Posted at 10:19 PM, Oct 16, 2018
and last updated 2018-10-17 00:19:33-04

HELENA – The Montana Department of Justice and the Helena YWCA partnered up Tuesday night to teach people how to recognize, respond to and report human trafficking in Montana.

The educational event was part of Week Without Violence, a global movement to end violence against women and girls.

“Part of empowering women is having women feel safe in their communities and safe in their environment,” said Abigail St. Lawrence, the vice-president of Helena YWCA. “Having that week without violence, imagining what our communities could be like without violence in general, but particularly violence against women, is so important towards that empowerment.”

A panel of experts spoke at the session, including Dana Toole, the Chief of the Children’s Justice Bureau at DOJ’s Division of Criminal Investigation, Jeannette Miller, an FBI victim advocate, and Detective Guy Baker with the Missoula Police Department and Safe Streets Task Force.

According to the DOJ, human trafficking is prevalent in Montana, even though many people don’t realize its scope.

The 2016 Global Slavery Index estimates 57,700 people experience modern slavery in the United States.

The U.S. State Department reports the number of human trafficking victims is in the tens of millions worldwide.

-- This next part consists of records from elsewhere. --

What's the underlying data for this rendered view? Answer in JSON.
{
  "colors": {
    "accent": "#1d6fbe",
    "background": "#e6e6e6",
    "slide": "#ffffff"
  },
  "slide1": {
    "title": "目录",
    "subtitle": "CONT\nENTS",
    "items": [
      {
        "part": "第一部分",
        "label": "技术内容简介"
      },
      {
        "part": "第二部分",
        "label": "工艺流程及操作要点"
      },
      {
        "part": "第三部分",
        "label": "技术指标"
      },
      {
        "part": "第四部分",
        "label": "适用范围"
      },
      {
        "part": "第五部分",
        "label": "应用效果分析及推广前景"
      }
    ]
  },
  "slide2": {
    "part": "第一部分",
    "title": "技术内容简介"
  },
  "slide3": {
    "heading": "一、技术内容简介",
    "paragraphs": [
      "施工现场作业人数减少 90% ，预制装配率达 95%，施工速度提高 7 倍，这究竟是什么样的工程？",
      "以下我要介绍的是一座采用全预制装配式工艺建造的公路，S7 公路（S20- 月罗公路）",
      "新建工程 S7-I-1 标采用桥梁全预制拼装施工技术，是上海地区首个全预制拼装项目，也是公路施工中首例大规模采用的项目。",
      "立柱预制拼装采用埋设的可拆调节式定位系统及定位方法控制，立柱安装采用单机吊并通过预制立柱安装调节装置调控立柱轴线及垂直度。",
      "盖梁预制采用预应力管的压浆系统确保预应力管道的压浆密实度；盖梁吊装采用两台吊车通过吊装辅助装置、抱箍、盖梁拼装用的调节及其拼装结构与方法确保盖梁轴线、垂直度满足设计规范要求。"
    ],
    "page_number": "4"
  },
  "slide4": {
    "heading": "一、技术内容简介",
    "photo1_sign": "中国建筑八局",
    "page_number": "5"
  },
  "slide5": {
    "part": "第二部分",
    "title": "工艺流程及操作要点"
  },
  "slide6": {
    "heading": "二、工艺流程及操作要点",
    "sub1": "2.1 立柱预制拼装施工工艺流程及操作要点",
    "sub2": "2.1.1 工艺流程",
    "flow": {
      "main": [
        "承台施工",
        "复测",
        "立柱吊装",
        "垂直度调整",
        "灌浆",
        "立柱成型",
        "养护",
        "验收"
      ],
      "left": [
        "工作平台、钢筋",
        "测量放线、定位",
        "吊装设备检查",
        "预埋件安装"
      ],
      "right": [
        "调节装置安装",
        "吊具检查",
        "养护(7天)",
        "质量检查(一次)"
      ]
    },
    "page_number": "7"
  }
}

And in 2015, women were involved in more than 90% of sex trafficking and almost 60% of labor trafficking cases reported to the National Human Trafficking Resource Center.

The following signs of human trafficking are on the DOJ website:

  • Living with employer
  • Poor living conditions
  • Multiple people in cramped space
  • Inability to speak to individual alone
  • Answers appear to be scripted and rehearsed
  • Employer is holding identity documents
  • Signs of physical abuse
  • Submissive or fearful
  • Unpaid or paid very little
  • Under 18 and in prostitution

The website says victims of trafficking may be found in any industry with a demand for cheap labor and without much monitoring:

  • Agriculture and farms
  • Domestic work
  • Hostess and strip clubs
  • Restaurants and food service industry
  • Factories
  • Peddling and begging rings
  • Hospitality industry​

According to Toole, if you suspect human trafficking, call your local law enforcement immediately.

You can also ask the suspected victim questions, such as “Where do you sleep?”, “Can you keep you ID with you?”, “Do you have access to medical care?”, “Can you eat when you’re hungry?”, or “Can you sleep when you’re tired?”

She says human trafficking can go hand-in-hand with drugs and weapons, and human traffickers can be dangerous.

That’s why it’s important to get police involved.